This brief synopsis doesn’t quite do justice to Schanelec’s austere and, yes, even elliptical storytelling. Favoring a mostly static camera, Schanelec films scenes from either a great distance, immersing characters in the natural landscape surrounding them, or in extreme closeups, singling out feet and legs or arms and cutting off the rest of the body at the edge of the frame. Large swaths of connective narrative tissue are excised altogether; for example, Jon’s stay in prison is represented by two brief sequences that imply violent altercations that aren’t actually shown, while Iro wiles the time away with her coworkers playing games. Further, Jon and Iro’s romance is constructed entirely out of furtive glances and longing looks, their affair solidified when Iro goes to a pharmacy to purchase ointment and bandages for his ankles. The two eventually hold hands, before the next shot reveals that Iro is pregnant, then another that shows her accompanied by a child roughly six or seven years old. In this sense, Music acts as a companion piece to The Dreamed Path, where Schanelec has two lovers separate and then meet again decades later, but makes no effort to “age them up.” Time becomes elusive, belying the otherwise realistic milieu at hand. Indeed, Schanelec’s willingness to infuse this ostensible realism with flights of fancy and formal game-playing links her to Rivette, of all people. Objects become important as both identifying markers and totems; Jon’s birth father is introduced wearing thick, black-rimmed glasses. When they meet again years later, he’s still wearing them, and later Jon will adopt a similar pair as his eyesight wanes with age. It’s all very precise, Schanelec’s rigorous formal control creating opaque connections and thrillingly unpredictable ellipses.

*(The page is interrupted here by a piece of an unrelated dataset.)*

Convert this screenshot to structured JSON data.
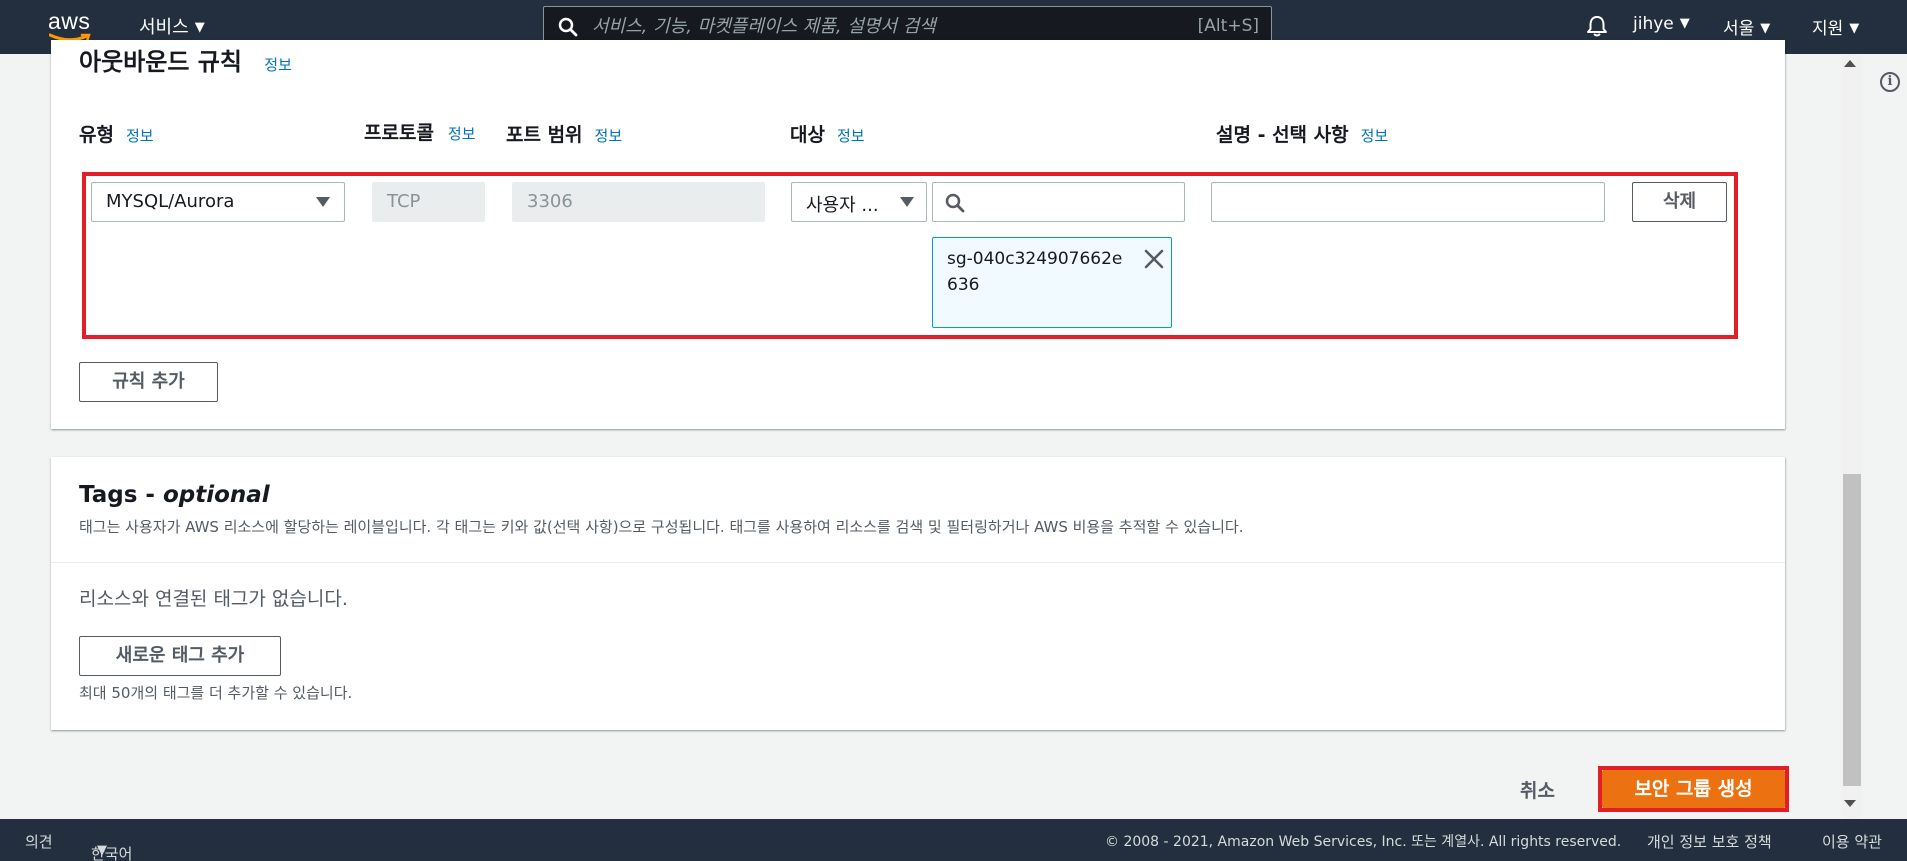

Anyone already familiar with the Oedipus tale will be well aware of the fate in store for several characters here, but curiously, Schanelec changes Jon’s part of the story. Rather than blinding himself after the death of his mother/wife, Jon instead carries on, becoming a musician (another echo of The Dreamed Path, whose protagonist strives to become a musician before succumbing to drug addiction). If the tale of Oedipus is understood as a warning about fate, Schanelec instead seems to be suggesting that we can, in fact, free ourselves from a predetermined path. Jon sings periodically throughout the film, but it’s not until after Iro’s death that he seems to fully embrace it. The film ends with a joyous promenade, full of singing and prancing, as Jon and his remaining family march toward an unknown future. Like all great films, Schanelec’s latest teaches you how to watch it. Music is a masterpiece.
Published as part of InRO Weekly — Volume 1, Issue 8.5.